Work item =
Among the entries below, how many lines include the string "icon"? Answer with only the number.

== Segment start ==

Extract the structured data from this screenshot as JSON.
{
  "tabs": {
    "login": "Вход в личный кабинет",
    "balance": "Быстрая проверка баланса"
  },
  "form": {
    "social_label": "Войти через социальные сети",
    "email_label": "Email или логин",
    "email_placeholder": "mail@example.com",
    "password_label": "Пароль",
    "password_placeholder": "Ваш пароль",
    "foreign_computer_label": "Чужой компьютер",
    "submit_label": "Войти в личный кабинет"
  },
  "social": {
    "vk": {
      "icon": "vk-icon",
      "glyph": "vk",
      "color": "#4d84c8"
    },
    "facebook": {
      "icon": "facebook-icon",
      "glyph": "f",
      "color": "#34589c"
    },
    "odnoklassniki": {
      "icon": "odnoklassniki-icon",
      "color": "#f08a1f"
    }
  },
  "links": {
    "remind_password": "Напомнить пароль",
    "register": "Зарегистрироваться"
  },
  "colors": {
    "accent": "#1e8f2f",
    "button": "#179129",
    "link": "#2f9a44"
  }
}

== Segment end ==

Response =
3